Demodicosis, or demodectic mange, is a fairly common skin condition in puppies. It’s caused by a mite that is usually present on all dogs. For unknown reasons, in some dogs, especially puppies, the mite population grows beyond normal numbers and begins to damage the hair follicles in which the mites live. Affected puppies develop bald spots, often on the face, but they may have extensive areas of hair loss often covering the face, forelegs and feet. Many puppies with localized spots get better without treatment; those with generalized involvement (bald spots covering multiple areas of the body) may need dips or systemic medication to resolve the problem. Your veterinarian can diagnose the condition with a skin scraping and can suggest the best treatment.

Hypoglycemia (low blood sugar) may occur in puppies of toy breeds that have gone too long without eating compared to the energy they’ve expended. This depletes the body’s stores of glycogen, and the brain, which is highly dependent on glucose, is one of the first systems to fail. The puppy becomes abnormally sleepy, weak and uncoordinated, to the point he may not even eat when offered food. If he doesn’t eat, the condition can progress to the point where the puppy has seizures, loses consciousness and dies.
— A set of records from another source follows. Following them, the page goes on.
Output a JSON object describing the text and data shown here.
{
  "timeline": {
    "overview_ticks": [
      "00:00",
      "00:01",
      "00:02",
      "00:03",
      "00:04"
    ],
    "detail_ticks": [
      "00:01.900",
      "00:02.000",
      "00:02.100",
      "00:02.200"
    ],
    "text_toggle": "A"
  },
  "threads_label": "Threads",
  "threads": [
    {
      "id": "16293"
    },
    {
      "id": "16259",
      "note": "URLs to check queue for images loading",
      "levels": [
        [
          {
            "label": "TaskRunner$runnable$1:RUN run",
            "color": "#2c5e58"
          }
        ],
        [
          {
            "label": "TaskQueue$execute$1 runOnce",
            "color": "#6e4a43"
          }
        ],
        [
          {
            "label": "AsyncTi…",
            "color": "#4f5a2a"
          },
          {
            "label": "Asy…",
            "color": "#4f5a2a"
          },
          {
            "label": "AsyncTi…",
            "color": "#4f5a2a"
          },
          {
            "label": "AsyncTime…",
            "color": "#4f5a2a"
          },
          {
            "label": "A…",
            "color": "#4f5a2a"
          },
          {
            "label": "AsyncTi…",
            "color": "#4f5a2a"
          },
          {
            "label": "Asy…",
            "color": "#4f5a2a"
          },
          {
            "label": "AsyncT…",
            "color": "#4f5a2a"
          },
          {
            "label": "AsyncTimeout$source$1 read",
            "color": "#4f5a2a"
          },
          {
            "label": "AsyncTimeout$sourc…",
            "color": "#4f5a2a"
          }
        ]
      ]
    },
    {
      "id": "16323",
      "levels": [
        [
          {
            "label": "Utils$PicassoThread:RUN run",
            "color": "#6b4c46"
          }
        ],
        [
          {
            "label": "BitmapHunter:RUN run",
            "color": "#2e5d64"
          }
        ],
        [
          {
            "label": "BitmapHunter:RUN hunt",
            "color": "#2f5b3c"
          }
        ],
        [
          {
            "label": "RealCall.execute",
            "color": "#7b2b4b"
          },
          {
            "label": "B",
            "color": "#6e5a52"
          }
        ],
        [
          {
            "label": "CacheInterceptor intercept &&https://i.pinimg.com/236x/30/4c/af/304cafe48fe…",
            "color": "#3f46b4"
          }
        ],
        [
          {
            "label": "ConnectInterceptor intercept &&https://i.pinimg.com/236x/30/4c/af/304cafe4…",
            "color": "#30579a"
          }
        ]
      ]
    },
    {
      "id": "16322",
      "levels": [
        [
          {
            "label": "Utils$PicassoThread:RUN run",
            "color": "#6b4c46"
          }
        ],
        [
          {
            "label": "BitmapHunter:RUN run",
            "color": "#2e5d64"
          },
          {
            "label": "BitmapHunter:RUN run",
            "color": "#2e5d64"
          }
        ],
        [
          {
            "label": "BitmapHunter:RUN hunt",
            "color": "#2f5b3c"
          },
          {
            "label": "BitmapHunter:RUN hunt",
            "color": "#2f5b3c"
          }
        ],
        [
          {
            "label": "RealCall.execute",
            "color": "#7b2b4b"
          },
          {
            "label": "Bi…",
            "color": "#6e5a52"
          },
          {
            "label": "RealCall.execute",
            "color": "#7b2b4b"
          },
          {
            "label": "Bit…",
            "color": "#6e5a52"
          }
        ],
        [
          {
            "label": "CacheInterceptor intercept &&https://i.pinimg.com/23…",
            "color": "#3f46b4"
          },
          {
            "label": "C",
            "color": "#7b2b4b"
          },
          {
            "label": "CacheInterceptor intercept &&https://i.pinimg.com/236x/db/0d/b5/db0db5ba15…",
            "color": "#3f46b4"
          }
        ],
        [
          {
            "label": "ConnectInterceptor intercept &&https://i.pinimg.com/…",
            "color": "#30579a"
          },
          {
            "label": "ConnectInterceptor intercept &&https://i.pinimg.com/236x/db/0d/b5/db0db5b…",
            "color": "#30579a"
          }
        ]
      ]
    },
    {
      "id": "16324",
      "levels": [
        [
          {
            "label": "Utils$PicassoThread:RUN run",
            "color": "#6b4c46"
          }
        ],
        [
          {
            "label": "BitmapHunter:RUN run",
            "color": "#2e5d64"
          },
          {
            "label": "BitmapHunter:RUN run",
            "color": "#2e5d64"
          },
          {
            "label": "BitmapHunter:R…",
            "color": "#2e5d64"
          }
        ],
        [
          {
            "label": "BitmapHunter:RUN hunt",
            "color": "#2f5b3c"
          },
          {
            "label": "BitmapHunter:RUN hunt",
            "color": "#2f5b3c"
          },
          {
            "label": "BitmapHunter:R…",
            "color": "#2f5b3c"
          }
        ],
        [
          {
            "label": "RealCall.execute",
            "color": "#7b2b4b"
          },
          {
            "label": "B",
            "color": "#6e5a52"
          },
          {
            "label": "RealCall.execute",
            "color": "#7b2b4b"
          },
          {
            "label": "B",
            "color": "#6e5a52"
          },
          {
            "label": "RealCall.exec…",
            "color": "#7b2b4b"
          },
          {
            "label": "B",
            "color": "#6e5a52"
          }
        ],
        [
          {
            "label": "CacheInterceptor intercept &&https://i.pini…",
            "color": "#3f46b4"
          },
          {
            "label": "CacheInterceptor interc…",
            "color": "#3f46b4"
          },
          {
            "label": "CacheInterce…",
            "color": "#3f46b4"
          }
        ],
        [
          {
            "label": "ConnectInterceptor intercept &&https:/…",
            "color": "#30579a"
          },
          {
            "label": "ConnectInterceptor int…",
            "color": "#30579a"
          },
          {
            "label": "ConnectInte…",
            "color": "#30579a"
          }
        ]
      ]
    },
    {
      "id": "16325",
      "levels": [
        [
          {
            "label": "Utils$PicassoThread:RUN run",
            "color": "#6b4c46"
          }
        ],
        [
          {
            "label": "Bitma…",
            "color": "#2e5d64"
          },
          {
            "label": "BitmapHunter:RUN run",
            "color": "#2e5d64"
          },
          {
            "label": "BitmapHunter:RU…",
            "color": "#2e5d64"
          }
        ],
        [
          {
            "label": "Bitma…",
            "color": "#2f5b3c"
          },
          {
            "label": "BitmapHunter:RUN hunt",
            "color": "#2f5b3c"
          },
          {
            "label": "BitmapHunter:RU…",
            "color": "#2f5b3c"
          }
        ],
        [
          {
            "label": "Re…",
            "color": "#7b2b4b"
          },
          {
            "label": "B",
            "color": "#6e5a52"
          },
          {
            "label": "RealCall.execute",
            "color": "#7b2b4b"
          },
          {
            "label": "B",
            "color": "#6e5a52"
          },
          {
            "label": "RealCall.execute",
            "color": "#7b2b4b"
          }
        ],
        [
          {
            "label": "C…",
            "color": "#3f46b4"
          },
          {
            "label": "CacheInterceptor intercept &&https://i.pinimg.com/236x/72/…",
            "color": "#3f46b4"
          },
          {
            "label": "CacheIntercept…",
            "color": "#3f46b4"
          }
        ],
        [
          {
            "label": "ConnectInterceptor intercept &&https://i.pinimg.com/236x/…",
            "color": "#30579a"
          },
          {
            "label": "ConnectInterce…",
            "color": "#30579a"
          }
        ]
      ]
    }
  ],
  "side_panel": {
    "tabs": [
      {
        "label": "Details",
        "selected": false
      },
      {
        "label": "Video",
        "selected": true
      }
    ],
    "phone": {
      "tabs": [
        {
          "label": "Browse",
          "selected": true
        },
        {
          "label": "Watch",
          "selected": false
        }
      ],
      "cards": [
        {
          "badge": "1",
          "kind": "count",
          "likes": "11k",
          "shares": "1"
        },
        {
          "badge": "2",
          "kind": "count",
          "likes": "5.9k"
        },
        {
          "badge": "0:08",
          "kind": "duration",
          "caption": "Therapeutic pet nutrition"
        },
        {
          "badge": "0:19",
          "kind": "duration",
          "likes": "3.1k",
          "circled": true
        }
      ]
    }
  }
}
Toy puppies are especially at risk between 6 and 12 weeks of age, but the threat remains for many up to 7 months, and a few are susceptible even as adults. To avoid hypoglycemia, feed toy puppies frequently and keep them warm and quiet when they can’t be fed often. Choose a good-quality commercial puppy food; there are even some puppy foods formulated specifically for small-breed dogs.

Portosystemic shunts are abnormal blood vessels that divert blood away from the liver so that the liver isn’t able to process it as it should. When blood bypasses the liver by way of a shunt, the nutrients and waste products carried by that blood cannot be cleaned or processed. Toxins can build up in the bloodstream, and the puppy won’t receive the nutrition it needs to grow and have energy. Such puppies may be unusually small, with poor muscular development and possibly behavioral abnormalities, such as seizures, circling, unresponsiveness, head pressing or just staring into space. These signs are most common within a few hours after a meal, especially a high-protein meal. Your veterinarian can perform tests to diagnose the condition and can outline a special diet and formula that can help. Sometimes surgery is recommended.

Megaesophagus refers to an abnormally enlarged esophagus with impaired ability to push food all the way into the stomach. Dogs with this condition often regurgitate undigested food after eating. Puppies lose weight because food doesn’t get to their stomach. Your veterinarian can diagnose the condition and offer feeding suggestions and treatment options.

Pancreatic insufficiency may first be noted in puppies. These puppies are unable to properly digest foods because they are lacking certain enzymes. They tend to be thin and undersized, but their abdomen may be bloated. Diarrhea is common, and the stools may be light in color, soft, abnormally smelly and greasy. Puppies with this condition often have a lot of gas. Your veterinarian can make a diagnosis and can prescribe an enzyme supplement to be given with meals. A special diet may also be suggested.

Certain congenital heart defects are often first noticed in puppies. Unless severe, many will be asymptomatic except for a murmur your veterinarian can hear when listening with a stethoscope. If severe, the puppy may grow slowly, fail to thrive, have difficulty breathing and have little energy. Surgery may be curative for some conditions.

Many conditions, if treated early and appropriately, can be managed or cured so that your puppy can live a long and healthy life.